EXERCISE AIM:
May I please have every record restated word for word, with the images left out?

== Segment start ==

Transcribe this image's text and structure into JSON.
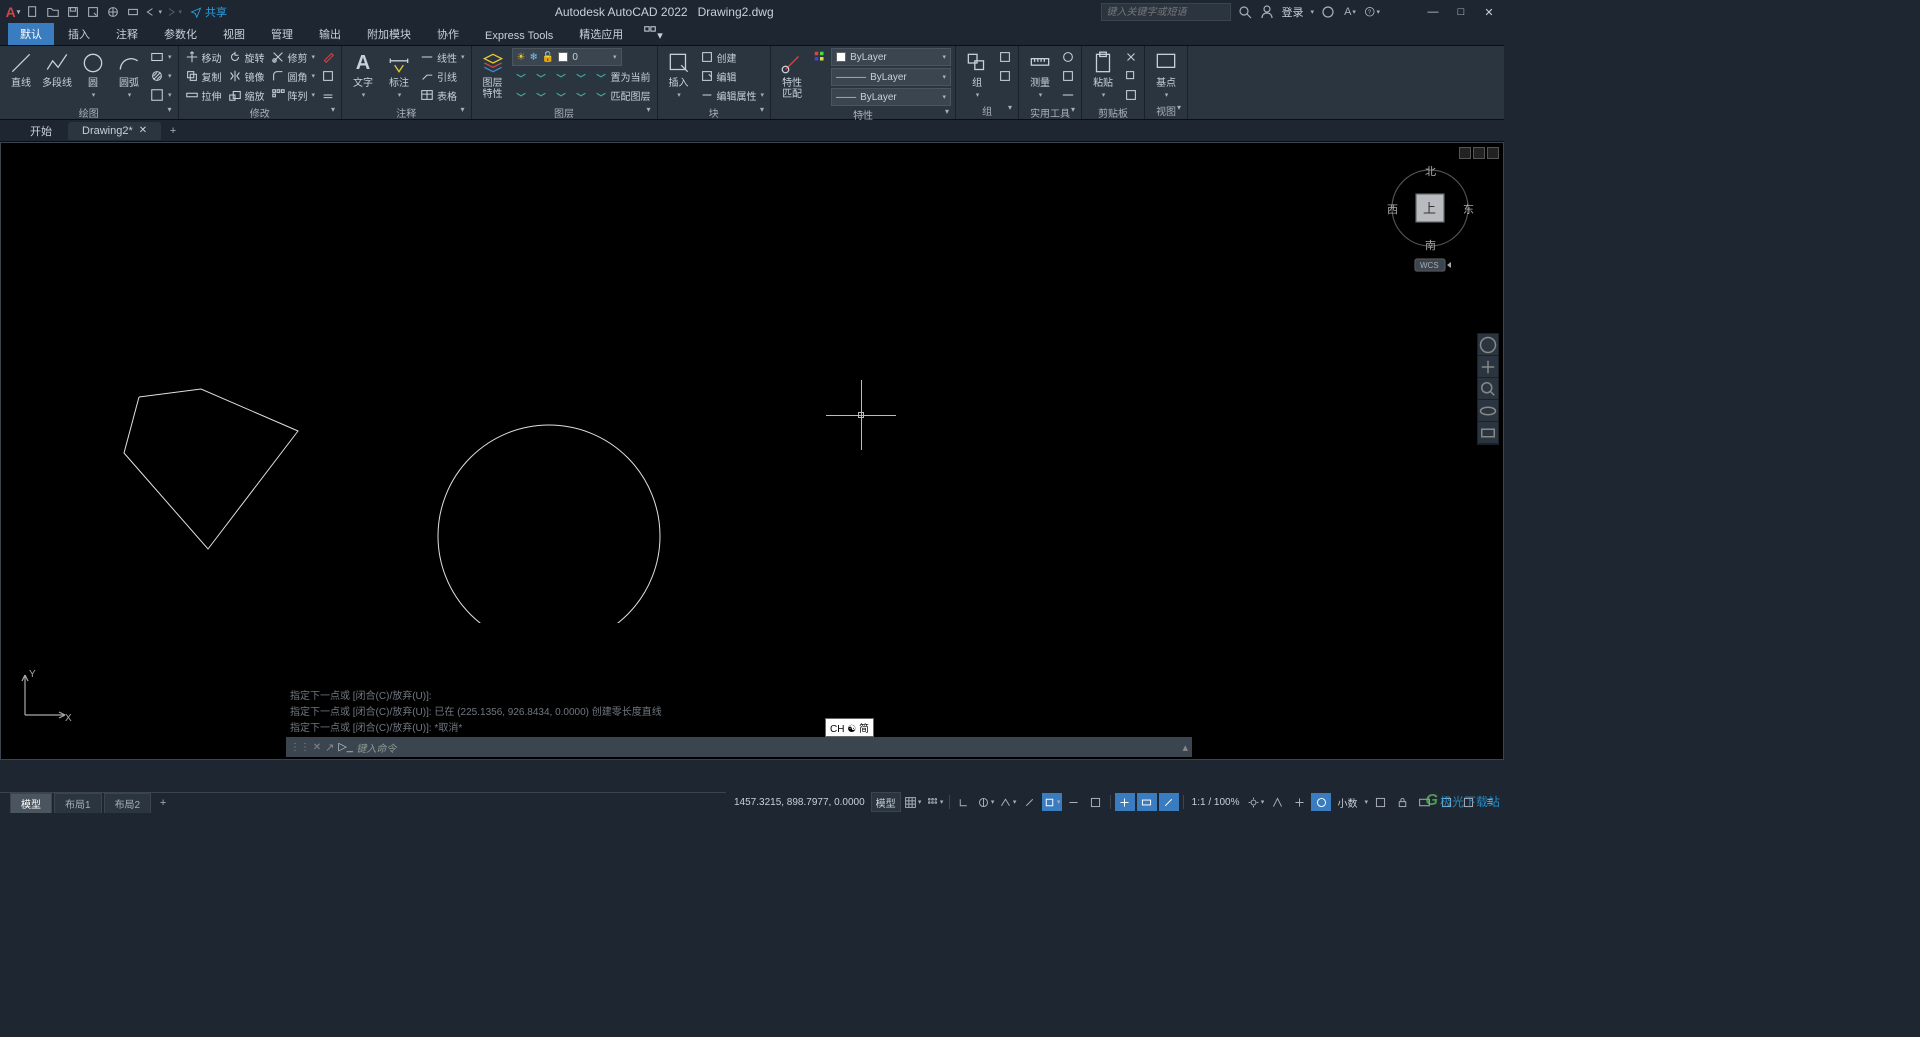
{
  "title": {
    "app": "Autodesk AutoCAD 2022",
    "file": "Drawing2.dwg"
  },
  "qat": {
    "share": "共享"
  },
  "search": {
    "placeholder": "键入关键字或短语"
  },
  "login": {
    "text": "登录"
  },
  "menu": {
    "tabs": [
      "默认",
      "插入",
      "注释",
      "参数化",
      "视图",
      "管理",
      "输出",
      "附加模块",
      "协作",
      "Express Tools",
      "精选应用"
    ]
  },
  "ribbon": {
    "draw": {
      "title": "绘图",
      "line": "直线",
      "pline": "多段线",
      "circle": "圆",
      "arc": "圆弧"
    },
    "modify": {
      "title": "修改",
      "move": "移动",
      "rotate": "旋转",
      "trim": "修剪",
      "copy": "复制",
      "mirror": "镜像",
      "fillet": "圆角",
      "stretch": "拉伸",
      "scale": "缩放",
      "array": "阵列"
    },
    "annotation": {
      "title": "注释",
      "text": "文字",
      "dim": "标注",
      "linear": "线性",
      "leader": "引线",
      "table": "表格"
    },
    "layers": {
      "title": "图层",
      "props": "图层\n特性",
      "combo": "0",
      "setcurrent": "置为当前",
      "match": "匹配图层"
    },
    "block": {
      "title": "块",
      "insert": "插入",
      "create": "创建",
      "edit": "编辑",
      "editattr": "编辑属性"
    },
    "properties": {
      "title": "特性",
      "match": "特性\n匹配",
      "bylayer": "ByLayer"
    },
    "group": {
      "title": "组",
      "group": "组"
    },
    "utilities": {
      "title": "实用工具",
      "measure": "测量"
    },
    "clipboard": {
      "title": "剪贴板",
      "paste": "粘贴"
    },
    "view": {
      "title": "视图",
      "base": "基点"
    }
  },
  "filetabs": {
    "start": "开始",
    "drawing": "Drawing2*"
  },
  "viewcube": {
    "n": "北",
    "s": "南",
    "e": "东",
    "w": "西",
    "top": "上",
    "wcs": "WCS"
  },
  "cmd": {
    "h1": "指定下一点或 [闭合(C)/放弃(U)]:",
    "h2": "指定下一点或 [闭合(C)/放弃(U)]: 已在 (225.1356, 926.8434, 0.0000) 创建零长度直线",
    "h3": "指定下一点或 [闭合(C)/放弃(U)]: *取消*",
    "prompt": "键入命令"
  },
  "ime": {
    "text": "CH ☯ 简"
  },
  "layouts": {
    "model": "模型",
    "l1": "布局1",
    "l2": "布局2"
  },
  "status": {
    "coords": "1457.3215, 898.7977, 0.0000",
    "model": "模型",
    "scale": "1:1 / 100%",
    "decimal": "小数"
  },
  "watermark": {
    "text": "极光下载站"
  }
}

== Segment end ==

ANSWER TO THIS TASK:
Transcribe this image's text and structure into JSON.
{
  "title": {
    "app": "Autodesk AutoCAD 2022",
    "file": "Drawing2.dwg"
  },
  "qat": {
    "share": "共享"
  },
  "search": {
    "placeholder": "键入关键字或短语"
  },
  "login": {
    "text": "登录"
  },
  "menu": {
    "tabs": [
      "默认",
      "插入",
      "注释",
      "参数化",
      "视图",
      "管理",
      "输出",
      "附加模块",
      "协作",
      "Express Tools",
      "精选应用"
    ]
  },
  "ribbon": {
    "draw": {
      "title": "绘图",
      "line": "直线",
      "pline": "多段线",
      "circle": "圆",
      "arc": "圆弧"
    },
    "modify": {
      "title": "修改",
      "move": "移动",
      "rotate": "旋转",
      "trim": "修剪",
      "copy": "复制",
      "mirror": "镜像",
      "fillet": "圆角",
      "stretch": "拉伸",
      "scale": "缩放",
      "array": "阵列"
    },
    "annotation": {
      "title": "注释",
      "text": "文字",
      "dim": "标注",
      "linear": "线性",
      "leader": "引线",
      "table": "表格"
    },
    "layers": {
      "title": "图层",
      "props": "图层\n特性",
      "combo": "0",
      "setcurrent": "置为当前",
      "match": "匹配图层"
    },
    "block": {
      "title": "块",
      "insert": "插入",
      "create": "创建",
      "edit": "编辑",
      "editattr": "编辑属性"
    },
    "properties": {
      "title": "特性",
      "match": "特性\n匹配",
      "bylayer": "ByLayer"
    },
    "group": {
      "title": "组",
      "group": "组"
    },
    "utilities": {
      "title": "实用工具",
      "measure": "测量"
    },
    "clipboard": {
      "title": "剪贴板",
      "paste": "粘贴"
    },
    "view": {
      "title": "视图",
      "base": "基点"
    }
  },
  "filetabs": {
    "start": "开始",
    "drawing": "Drawing2*"
  },
  "viewcube": {
    "n": "北",
    "s": "南",
    "e": "东",
    "w": "西",
    "top": "上",
    "wcs": "WCS"
  },
  "cmd": {
    "h1": "指定下一点或 [闭合(C)/放弃(U)]:",
    "h2": "指定下一点或 [闭合(C)/放弃(U)]: 已在 (225.1356, 926.8434, 0.0000) 创建零长度直线",
    "h3": "指定下一点或 [闭合(C)/放弃(U)]: *取消*",
    "prompt": "键入命令"
  },
  "ime": {
    "text": "CH ☯ 简"
  },
  "layouts": {
    "model": "模型",
    "l1": "布局1",
    "l2": "布局2"
  },
  "status": {
    "coords": "1457.3215, 898.7977, 0.0000",
    "model": "模型",
    "scale": "1:1 / 100%",
    "decimal": "小数"
  },
  "watermark": {
    "text": "极光下载站"
  }
}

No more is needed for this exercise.